A Lake County judge ordered an injunction against the Ohio Department of Health on Wednesday that allows gyms and health clubs to reopen.

Common Pleas Judge Eugene Lucci slammed Ohio Health Director Amy Acton in his order.

Lucci said Ohio law allows Acton to isolate sick people and quarantine people exposed to an illness during the period of incubation for a given disease, about 14 days in the case of the novel coronavirus. But the judge argues her powers stop there.

"The director has quarantined the entire people of the state of Ohio, for much more than 14 days," Lucci wrote. "The director has no statutory authority to close all businesses ... which she deems non-essential for a period of two months."

Gov. Mike DeWine and Acton ordered that all non-essential businesses close by March 24. The state is beginning to roll back some of those restrictions; gyms are allowed to reopen Tuesday.

The Cincinnati-based Finney Law Firm, which is representing the businesses in the case, said the injunction allows gyms, fitness centers and health clubs throughout the entire state to reopen immediately so long as they follow safety guidelines.

However, the injunction is not the end of the lawsuit. It just lifts the restrictions while the case works its way through the court system.

Lucci said the case has a high likelihood of success based on its merits.
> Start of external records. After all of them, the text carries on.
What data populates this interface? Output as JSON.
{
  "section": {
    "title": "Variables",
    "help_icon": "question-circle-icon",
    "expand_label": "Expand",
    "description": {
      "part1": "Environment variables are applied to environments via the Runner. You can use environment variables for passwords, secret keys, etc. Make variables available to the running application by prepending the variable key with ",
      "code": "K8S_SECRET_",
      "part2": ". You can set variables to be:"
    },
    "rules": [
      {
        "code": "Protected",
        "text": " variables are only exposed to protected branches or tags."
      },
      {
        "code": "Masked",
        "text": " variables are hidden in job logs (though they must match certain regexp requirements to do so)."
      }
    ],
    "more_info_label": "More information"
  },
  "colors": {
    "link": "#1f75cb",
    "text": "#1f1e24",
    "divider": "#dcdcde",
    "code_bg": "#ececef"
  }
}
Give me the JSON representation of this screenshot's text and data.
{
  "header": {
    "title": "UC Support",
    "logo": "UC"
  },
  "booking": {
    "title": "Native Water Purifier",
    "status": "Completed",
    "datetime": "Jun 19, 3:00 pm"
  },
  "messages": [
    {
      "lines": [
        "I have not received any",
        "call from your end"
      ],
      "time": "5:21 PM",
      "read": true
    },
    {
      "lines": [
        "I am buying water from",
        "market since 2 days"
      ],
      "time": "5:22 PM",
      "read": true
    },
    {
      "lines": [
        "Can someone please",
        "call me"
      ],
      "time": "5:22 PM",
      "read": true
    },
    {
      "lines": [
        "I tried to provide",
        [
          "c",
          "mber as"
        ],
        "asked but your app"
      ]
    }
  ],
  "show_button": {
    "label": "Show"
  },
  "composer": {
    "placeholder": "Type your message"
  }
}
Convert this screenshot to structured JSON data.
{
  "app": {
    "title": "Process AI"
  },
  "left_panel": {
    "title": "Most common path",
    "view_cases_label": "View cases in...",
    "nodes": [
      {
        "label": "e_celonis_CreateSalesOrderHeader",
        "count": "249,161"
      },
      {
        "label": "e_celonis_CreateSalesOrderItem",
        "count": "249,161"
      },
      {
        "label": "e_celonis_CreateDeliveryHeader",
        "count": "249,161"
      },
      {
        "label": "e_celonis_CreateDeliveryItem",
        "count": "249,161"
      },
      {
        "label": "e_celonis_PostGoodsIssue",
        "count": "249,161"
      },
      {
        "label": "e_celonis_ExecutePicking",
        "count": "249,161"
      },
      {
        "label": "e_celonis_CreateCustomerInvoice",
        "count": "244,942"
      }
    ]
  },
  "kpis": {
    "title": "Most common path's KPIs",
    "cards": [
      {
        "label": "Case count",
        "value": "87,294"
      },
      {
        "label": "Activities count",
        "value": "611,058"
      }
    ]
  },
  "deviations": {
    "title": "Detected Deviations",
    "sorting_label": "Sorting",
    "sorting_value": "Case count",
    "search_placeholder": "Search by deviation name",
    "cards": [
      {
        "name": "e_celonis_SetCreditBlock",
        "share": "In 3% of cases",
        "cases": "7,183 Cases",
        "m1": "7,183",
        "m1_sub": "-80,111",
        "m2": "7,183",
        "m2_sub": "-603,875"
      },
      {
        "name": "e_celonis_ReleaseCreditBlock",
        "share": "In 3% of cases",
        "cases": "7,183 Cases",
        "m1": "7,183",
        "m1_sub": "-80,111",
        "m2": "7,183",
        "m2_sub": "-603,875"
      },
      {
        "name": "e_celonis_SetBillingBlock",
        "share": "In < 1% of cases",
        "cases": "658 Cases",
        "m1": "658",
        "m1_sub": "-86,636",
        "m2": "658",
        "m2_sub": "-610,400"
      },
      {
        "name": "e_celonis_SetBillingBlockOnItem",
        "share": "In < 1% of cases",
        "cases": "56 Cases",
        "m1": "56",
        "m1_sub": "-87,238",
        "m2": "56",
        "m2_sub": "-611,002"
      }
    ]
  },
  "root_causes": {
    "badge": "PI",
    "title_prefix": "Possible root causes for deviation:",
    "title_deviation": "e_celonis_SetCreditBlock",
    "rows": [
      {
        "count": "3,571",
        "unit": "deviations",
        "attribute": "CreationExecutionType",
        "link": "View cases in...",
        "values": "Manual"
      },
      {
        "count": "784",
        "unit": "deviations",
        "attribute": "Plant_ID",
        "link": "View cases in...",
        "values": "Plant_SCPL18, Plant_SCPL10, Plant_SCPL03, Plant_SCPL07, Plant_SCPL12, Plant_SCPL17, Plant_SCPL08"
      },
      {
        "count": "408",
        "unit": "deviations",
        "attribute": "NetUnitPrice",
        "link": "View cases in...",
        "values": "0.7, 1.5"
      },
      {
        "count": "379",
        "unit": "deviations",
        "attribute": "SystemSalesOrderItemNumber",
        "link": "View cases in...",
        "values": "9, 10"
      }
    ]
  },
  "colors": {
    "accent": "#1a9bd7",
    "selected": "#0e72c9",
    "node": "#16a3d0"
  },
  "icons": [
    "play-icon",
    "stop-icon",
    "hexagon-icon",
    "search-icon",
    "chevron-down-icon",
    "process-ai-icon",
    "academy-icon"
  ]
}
"[Acton] has acted in an impermissibly arbitrary, unreasonable, and oppressive manner," the judge wrote. "The defendant has criminalized lawful businesses ... Some of the plaintiffs’ businesses will not survive the lockdown of two or more months."

According to the injunction, the health department, attorney general and law enforcement in Ohio is barred from imposing penalties "solely for non-compliance with the director's order" against gyms, health clubs, fitness centers and workout facilities until this case is resolved.

Lucci went on to say he had to grant the injunction for the public good.

"The general public would be harmed if an injunction was not granted. There would be a diminishment of public morale and a feeling that one unelected individual could exercise such unfettered power to force everyone to obey," he wrote. "The public would be left with feelings that their government is not accountable to them. Prolonged lockdowns have deleterious effects upon the public psyche."

If the lawsuit is successful, the gyms could also sue the state for damages due to lost income.

In a statement, the Finney Law Firm and The 1851 Center for Constitutional Law, of which the firm is associated, said: "The ruling by Judge Eugene Lucci of the Lake County Court of Common Pleas explains that private property rights are fundamental rights in Ohio, and that the Ohio Department of Health has both violated those rights and exceeded its own authority."